### Exercise instructions
Could you count the lines in the listing that include the word "خریدار"? Give only the number.

● ● ● ● ● ● ●

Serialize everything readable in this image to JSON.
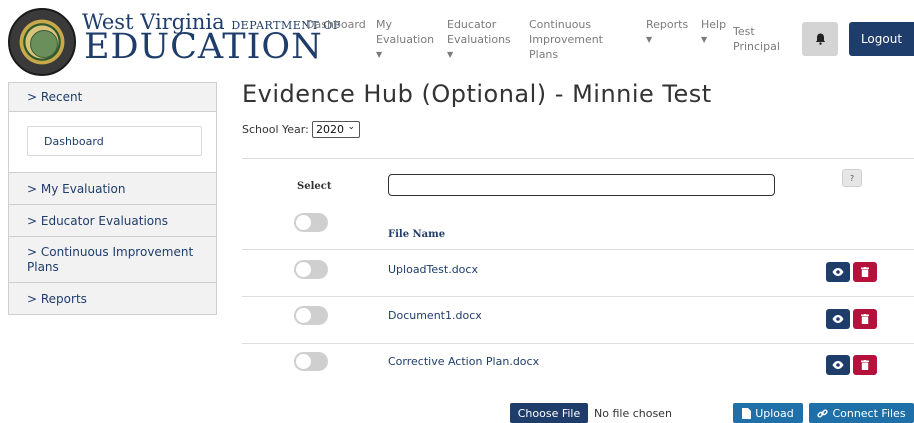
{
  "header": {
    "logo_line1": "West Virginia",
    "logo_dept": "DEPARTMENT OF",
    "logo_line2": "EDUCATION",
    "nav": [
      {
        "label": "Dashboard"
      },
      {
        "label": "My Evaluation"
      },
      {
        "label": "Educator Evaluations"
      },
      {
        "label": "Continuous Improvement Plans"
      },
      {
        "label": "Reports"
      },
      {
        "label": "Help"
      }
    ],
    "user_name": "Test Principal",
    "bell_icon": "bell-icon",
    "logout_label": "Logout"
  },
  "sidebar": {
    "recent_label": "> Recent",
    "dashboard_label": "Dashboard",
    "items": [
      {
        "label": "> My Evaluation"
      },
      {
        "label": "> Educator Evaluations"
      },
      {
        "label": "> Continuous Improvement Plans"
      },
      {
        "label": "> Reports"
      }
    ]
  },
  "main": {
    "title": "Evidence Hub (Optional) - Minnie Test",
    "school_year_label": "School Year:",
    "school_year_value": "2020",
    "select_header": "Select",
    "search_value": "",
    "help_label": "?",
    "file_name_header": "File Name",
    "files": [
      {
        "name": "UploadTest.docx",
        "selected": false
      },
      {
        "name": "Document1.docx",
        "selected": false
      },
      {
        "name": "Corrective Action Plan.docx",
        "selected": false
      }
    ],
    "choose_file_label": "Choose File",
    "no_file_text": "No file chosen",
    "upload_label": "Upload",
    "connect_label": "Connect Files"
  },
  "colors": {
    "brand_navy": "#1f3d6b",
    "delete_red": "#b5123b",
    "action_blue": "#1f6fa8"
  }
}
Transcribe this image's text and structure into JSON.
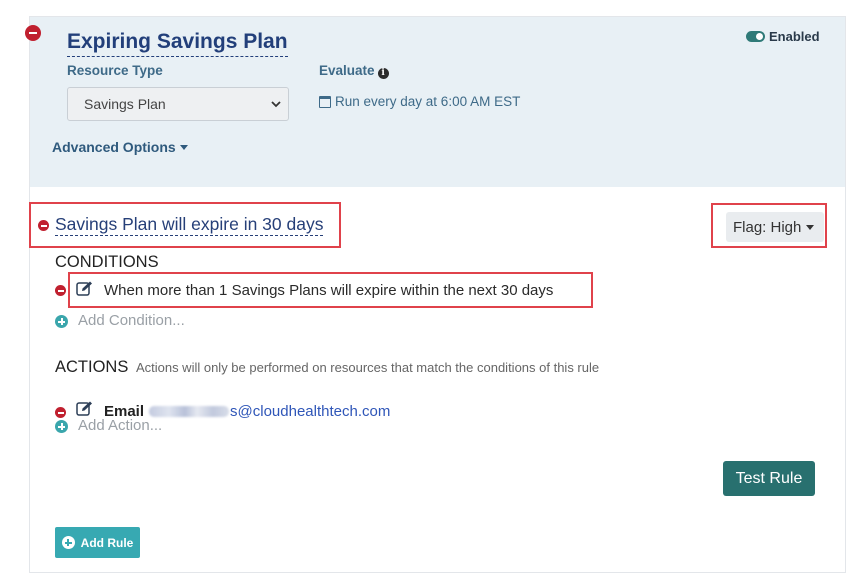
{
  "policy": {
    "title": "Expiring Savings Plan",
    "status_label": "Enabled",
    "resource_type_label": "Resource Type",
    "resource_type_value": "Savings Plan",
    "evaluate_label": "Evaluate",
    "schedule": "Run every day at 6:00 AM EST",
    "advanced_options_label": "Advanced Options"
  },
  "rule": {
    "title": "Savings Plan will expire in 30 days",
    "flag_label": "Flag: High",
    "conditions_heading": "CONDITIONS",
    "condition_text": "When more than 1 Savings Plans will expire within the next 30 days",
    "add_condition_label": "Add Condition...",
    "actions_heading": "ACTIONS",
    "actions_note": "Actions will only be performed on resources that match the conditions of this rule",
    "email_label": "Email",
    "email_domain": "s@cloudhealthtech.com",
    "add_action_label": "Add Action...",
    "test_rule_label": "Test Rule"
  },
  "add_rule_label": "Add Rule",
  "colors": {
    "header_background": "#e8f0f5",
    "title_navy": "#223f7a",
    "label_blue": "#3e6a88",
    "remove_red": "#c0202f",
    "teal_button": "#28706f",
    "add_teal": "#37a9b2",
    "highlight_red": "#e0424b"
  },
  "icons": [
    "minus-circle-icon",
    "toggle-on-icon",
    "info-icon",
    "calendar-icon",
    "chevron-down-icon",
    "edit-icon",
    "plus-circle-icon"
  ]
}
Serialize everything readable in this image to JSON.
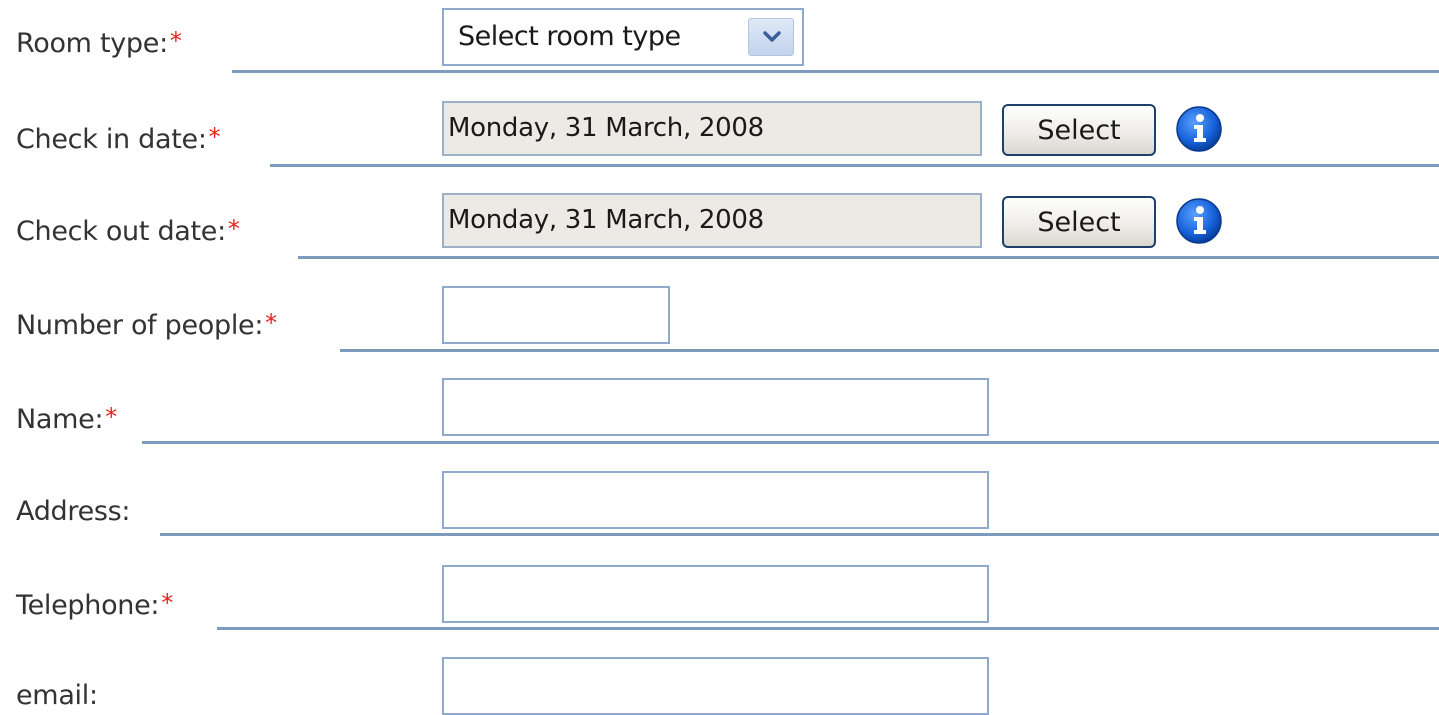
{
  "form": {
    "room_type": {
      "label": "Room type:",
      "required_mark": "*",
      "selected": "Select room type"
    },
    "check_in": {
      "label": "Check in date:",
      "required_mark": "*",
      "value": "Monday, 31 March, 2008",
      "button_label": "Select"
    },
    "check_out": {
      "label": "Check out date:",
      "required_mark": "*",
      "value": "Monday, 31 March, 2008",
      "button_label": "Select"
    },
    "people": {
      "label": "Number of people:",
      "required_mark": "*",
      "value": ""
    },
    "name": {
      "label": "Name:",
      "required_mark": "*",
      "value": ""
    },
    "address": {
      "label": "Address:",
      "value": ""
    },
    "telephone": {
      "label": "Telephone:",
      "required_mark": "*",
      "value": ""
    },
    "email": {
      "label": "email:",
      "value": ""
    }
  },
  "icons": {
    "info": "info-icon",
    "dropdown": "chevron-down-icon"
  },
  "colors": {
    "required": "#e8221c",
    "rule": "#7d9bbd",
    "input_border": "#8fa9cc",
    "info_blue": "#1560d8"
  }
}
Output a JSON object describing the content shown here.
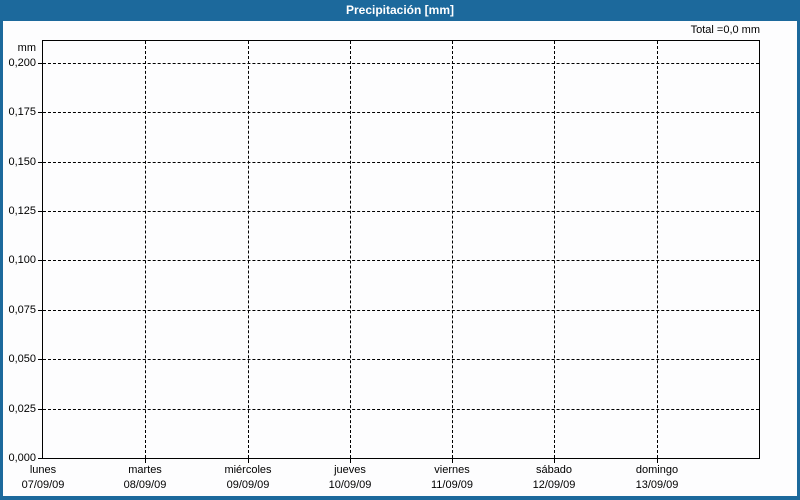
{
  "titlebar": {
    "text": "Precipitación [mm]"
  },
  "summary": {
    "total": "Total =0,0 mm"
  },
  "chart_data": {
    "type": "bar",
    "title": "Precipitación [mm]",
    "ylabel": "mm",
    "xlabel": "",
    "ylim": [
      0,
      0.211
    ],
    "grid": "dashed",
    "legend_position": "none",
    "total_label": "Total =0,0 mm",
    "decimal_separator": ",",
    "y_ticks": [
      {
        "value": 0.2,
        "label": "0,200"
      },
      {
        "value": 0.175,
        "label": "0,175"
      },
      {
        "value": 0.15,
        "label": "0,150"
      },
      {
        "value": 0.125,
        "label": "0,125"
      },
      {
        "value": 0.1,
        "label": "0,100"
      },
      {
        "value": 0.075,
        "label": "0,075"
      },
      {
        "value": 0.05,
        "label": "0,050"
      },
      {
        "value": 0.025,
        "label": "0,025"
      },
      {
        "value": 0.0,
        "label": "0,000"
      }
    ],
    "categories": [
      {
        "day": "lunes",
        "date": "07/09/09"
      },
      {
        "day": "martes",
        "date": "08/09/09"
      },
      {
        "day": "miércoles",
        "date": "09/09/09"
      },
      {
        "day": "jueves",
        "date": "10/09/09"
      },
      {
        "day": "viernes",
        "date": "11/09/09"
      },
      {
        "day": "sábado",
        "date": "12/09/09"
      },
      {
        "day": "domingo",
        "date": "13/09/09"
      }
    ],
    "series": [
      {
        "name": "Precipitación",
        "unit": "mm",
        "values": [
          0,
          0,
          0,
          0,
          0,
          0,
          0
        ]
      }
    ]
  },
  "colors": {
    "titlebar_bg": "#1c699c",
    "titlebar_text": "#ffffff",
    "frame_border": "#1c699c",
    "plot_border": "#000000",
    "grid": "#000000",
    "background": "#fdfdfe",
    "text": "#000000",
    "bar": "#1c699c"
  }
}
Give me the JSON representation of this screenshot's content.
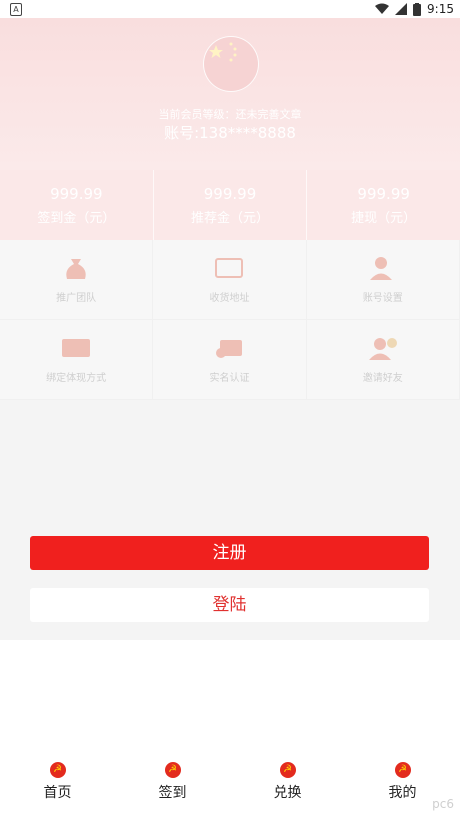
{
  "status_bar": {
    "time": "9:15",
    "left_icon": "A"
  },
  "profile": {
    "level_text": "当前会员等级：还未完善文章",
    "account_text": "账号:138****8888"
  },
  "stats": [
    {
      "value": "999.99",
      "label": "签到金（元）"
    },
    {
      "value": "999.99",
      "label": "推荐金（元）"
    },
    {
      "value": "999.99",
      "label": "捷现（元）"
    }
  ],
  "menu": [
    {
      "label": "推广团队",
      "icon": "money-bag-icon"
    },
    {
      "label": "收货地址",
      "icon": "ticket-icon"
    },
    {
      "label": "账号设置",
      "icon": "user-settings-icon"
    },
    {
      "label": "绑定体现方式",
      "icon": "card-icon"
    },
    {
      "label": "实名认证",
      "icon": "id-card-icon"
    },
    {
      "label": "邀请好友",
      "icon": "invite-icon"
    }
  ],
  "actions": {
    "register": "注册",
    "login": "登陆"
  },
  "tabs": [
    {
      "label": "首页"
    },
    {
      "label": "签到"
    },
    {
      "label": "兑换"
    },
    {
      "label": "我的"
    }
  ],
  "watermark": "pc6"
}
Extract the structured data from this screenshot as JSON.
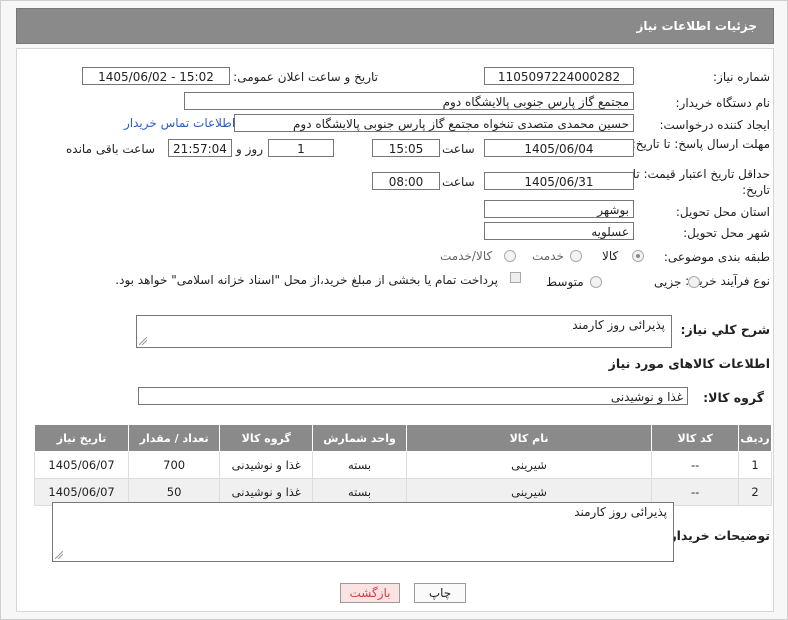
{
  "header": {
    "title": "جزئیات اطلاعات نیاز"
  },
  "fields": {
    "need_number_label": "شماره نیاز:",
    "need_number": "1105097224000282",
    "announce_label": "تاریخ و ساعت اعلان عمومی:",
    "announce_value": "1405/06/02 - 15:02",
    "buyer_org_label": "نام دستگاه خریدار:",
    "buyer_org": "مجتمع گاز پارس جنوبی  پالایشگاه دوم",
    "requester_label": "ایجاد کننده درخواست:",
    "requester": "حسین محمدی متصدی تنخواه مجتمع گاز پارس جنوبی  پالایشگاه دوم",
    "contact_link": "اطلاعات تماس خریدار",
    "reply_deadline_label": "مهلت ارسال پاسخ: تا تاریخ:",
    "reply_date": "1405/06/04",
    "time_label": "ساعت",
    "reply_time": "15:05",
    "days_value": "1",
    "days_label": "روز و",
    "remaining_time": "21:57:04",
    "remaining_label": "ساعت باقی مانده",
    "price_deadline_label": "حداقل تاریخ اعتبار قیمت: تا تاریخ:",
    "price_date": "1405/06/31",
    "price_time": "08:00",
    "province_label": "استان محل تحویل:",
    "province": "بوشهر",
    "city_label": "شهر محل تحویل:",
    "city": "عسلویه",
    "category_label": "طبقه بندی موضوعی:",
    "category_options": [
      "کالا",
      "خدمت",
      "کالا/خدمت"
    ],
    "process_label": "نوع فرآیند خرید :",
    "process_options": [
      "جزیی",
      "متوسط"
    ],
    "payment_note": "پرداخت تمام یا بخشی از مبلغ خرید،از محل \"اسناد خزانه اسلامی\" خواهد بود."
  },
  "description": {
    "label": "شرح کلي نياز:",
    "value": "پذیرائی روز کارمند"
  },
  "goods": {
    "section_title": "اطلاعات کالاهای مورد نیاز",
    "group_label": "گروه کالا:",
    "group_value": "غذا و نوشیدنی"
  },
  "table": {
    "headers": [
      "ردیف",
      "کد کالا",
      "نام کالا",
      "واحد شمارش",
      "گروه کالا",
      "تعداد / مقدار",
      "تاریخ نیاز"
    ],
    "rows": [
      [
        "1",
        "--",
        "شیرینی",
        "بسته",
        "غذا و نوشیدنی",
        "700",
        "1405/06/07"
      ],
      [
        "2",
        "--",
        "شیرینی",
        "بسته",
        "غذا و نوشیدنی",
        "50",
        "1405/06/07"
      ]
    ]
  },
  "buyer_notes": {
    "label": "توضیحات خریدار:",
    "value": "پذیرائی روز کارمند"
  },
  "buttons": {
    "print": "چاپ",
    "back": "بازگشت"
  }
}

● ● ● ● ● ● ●

### Your response
3